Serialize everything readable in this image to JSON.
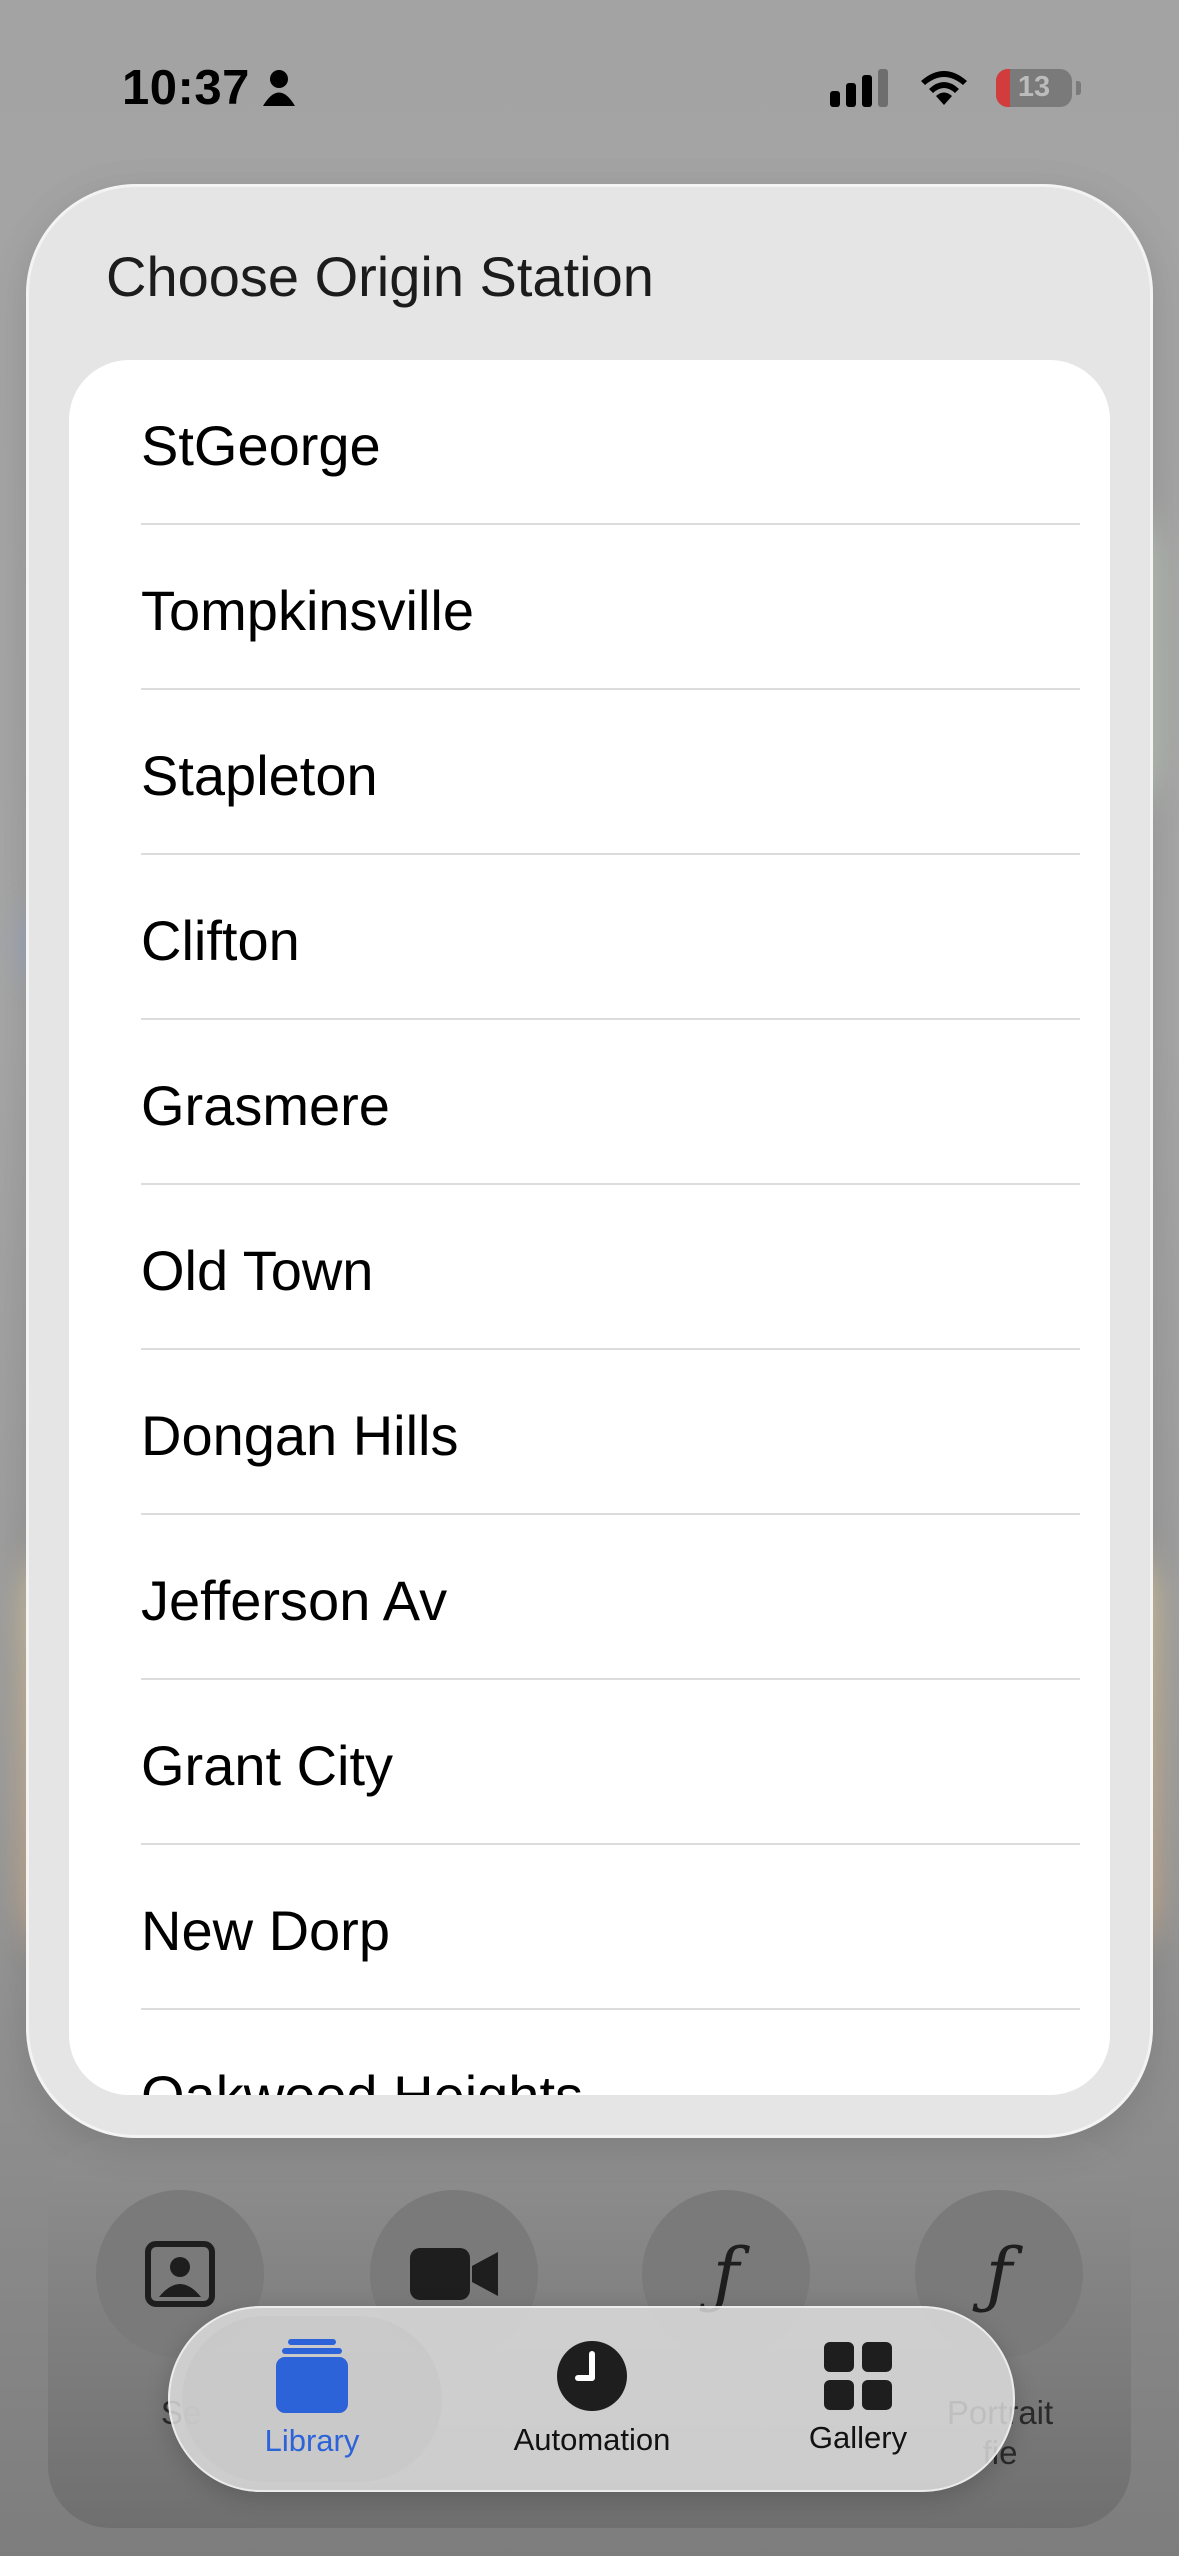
{
  "status_bar": {
    "time": "10:37",
    "battery_level": "13"
  },
  "sheet": {
    "title": "Choose Origin Station",
    "stations": [
      "StGeorge",
      "Tompkinsville",
      "Stapleton",
      "Clifton",
      "Grasmere",
      "Old Town",
      "Dongan Hills",
      "Jefferson Av",
      "Grant City",
      "New Dorp",
      "Oakwood Heights"
    ]
  },
  "widget_panel": {
    "actions": [
      {
        "label": "Se",
        "icon": "portrait-icon"
      },
      {
        "label": "",
        "icon": "video-camera-icon"
      },
      {
        "label": "",
        "icon": "function-icon"
      },
      {
        "label": "Portrait\nfie",
        "icon": "function-icon"
      }
    ]
  },
  "tab_bar": {
    "tabs": [
      {
        "label": "Library",
        "icon": "library-stack-icon",
        "active": true
      },
      {
        "label": "Automation",
        "icon": "clock-icon",
        "active": false
      },
      {
        "label": "Gallery",
        "icon": "grid-icon",
        "active": false
      }
    ]
  },
  "colors": {
    "accent": "#2c63d9",
    "sheet_background": "#e5e5e5",
    "list_background": "#ffffff",
    "battery_low": "#d23c3c"
  }
}
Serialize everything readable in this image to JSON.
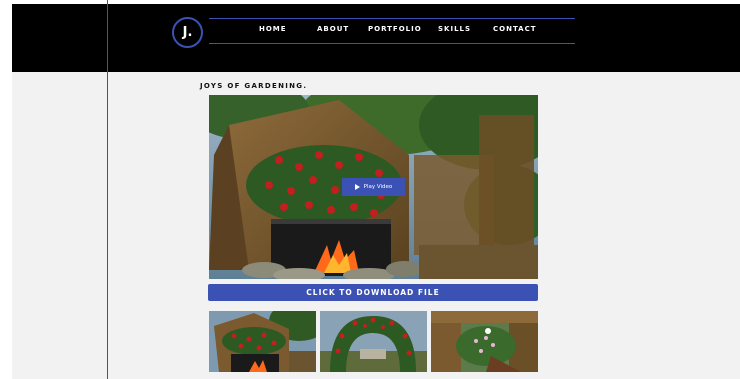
{
  "header": {
    "logo_text": "J.",
    "nav": [
      {
        "label": "HOME"
      },
      {
        "label": "ABOUT"
      },
      {
        "label": "PORTFOLIO"
      },
      {
        "label": "SKILLS"
      },
      {
        "label": "CONTACT"
      }
    ]
  },
  "main": {
    "title": "JOYS OF GARDENING.",
    "play_label": "Play Video",
    "download_label": "CLICK TO DOWNLOAD FILE"
  },
  "colors": {
    "accent": "#3b52b4",
    "header_bg": "#000000",
    "page_bg": "#f2f2f2"
  }
}
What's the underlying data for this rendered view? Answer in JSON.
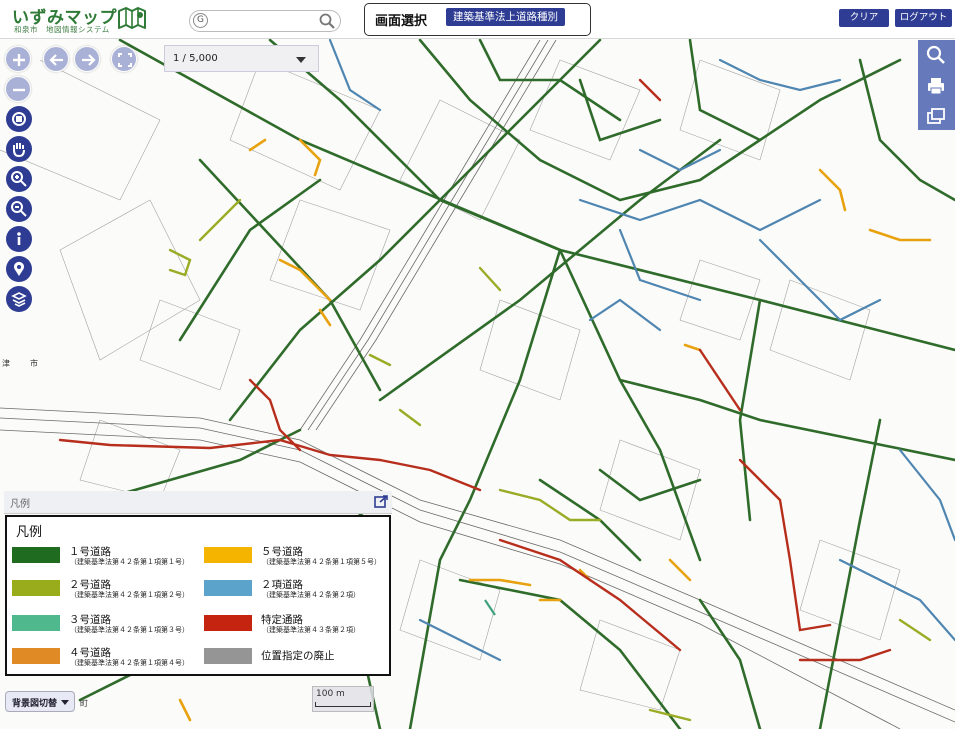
{
  "header": {
    "app_title": "いずみマップ",
    "app_subtitle": "和泉市　地図情報システム",
    "search": {
      "prefix": "G",
      "placeholder": ""
    },
    "screen_select": {
      "label": "画面選択",
      "value": "建築基準法上道路種別"
    },
    "clear_label": "クリア",
    "logout_label": "ログアウト"
  },
  "map": {
    "scale_select": {
      "value": "1 /  5,000"
    },
    "scalebar_label": "100 m",
    "place_labels": [
      "津",
      "市",
      "町"
    ]
  },
  "legend": {
    "header_title": "凡例",
    "title": "凡例",
    "items": [
      {
        "name": "１号道路",
        "note": "（建築基準法第４２条第１項第１号）",
        "color": "#1f6b1f"
      },
      {
        "name": "２号道路",
        "note": "（建築基準法第４２条第１項第２号）",
        "color": "#99ad1c"
      },
      {
        "name": "３号道路",
        "note": "（建築基準法第４２条第１項第３号）",
        "color": "#4fb88c"
      },
      {
        "name": "４号道路",
        "note": "（建築基準法第４２条第１項第４号）",
        "color": "#e08a26"
      },
      {
        "name": "５号道路",
        "note": "（建築基準法第４２条第１項第５号）",
        "color": "#f5b400"
      },
      {
        "name": "２項道路",
        "note": "（建築基準法第４２条第２項）",
        "color": "#5ca3cc"
      },
      {
        "name": "特定通路",
        "note": "（建築基準法第４３条第２項）",
        "color": "#c42410"
      },
      {
        "name": "位置指定の廃止",
        "note": "",
        "color": "#959595"
      }
    ]
  },
  "background_switch_label": "背景図切替",
  "colors": {
    "accent": "#2e3d93",
    "tool_light": "#a9b1d6",
    "panel": "#5a6fb6",
    "logo_green": "#2f7a36"
  },
  "icons": [
    "zoom-in-icon",
    "zoom-out-icon",
    "back-icon",
    "forward-icon",
    "fullscreen-icon",
    "rotate-icon",
    "pan-hand-icon",
    "zoom-area-in-icon",
    "zoom-area-out-icon",
    "info-icon",
    "location-pin-icon",
    "layers-icon",
    "search-icon",
    "print-icon",
    "window-icon",
    "map-icon",
    "export-icon"
  ]
}
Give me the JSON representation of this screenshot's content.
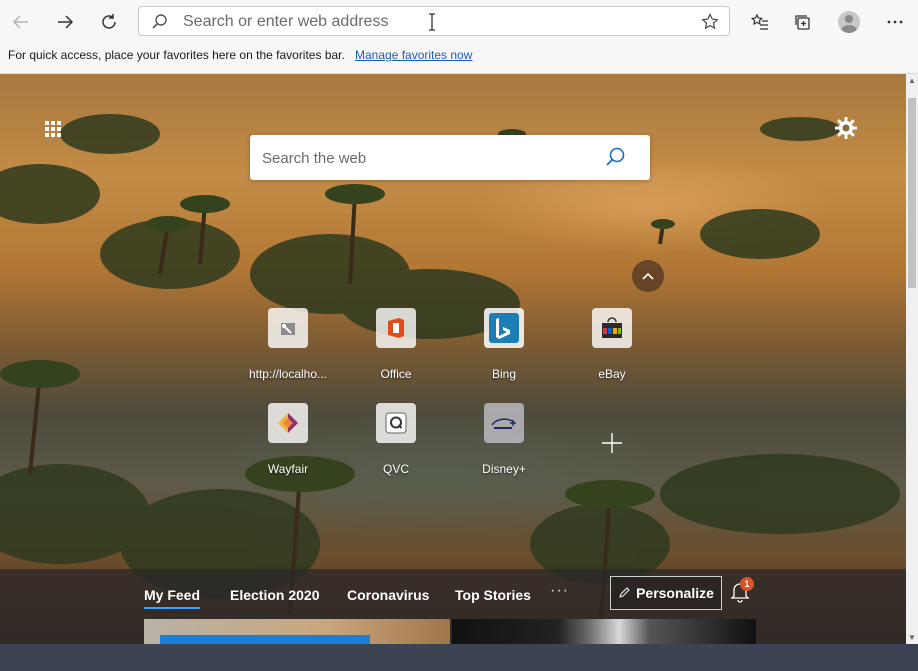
{
  "browser": {
    "address_placeholder": "Search or enter web address"
  },
  "favorites_bar": {
    "message": "For quick access, place your favorites here on the favorites bar.",
    "manage_link": "Manage favorites now"
  },
  "newtab": {
    "search_placeholder": "Search the web",
    "tiles": [
      {
        "label": "http://localho...",
        "icon": "localhost-icon"
      },
      {
        "label": "Office",
        "icon": "office-icon"
      },
      {
        "label": "Bing",
        "icon": "bing-icon"
      },
      {
        "label": "eBay",
        "icon": "ebay-icon"
      },
      {
        "label": "Wayfair",
        "icon": "wayfair-icon"
      },
      {
        "label": "QVC",
        "icon": "qvc-icon"
      },
      {
        "label": "Disney+",
        "icon": "disney-plus-icon"
      }
    ]
  },
  "feed": {
    "tabs": [
      "My Feed",
      "Election 2020",
      "Coronavirus",
      "Top Stories"
    ],
    "active_tab": "My Feed",
    "more": "···",
    "personalize_label": "Personalize",
    "notification_count": "1"
  },
  "colors": {
    "accent_link": "#1a5fb4",
    "feed_underline": "#3aa0ff",
    "badge": "#d9532a"
  }
}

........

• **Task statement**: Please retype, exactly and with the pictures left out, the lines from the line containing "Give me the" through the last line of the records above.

• **Solution below**:
Give me the JSON representation of this screenshot's content.
{
  "browser": {
    "address_placeholder": "Search or enter web address"
  },
  "favorites_bar": {
    "message": "For quick access, place your favorites here on the favorites bar.",
    "manage_link": "Manage favorites now"
  },
  "newtab": {
    "search_placeholder": "Search the web",
    "tiles": [
      {
        "label": "http://localho...",
        "icon": "localhost-icon"
      },
      {
        "label": "Office",
        "icon": "office-icon"
      },
      {
        "label": "Bing",
        "icon": "bing-icon"
      },
      {
        "label": "eBay",
        "icon": "ebay-icon"
      },
      {
        "label": "Wayfair",
        "icon": "wayfair-icon"
      },
      {
        "label": "QVC",
        "icon": "qvc-icon"
      },
      {
        "label": "Disney+",
        "icon": "disney-plus-icon"
      }
    ]
  },
  "feed": {
    "tabs": [
      "My Feed",
      "Election 2020",
      "Coronavirus",
      "Top Stories"
    ],
    "active_tab": "My Feed",
    "more": "···",
    "personalize_label": "Personalize",
    "notification_count": "1"
  },
  "colors": {
    "accent_link": "#1a5fb4",
    "feed_underline": "#3aa0ff",
    "badge": "#d9532a"
  }
}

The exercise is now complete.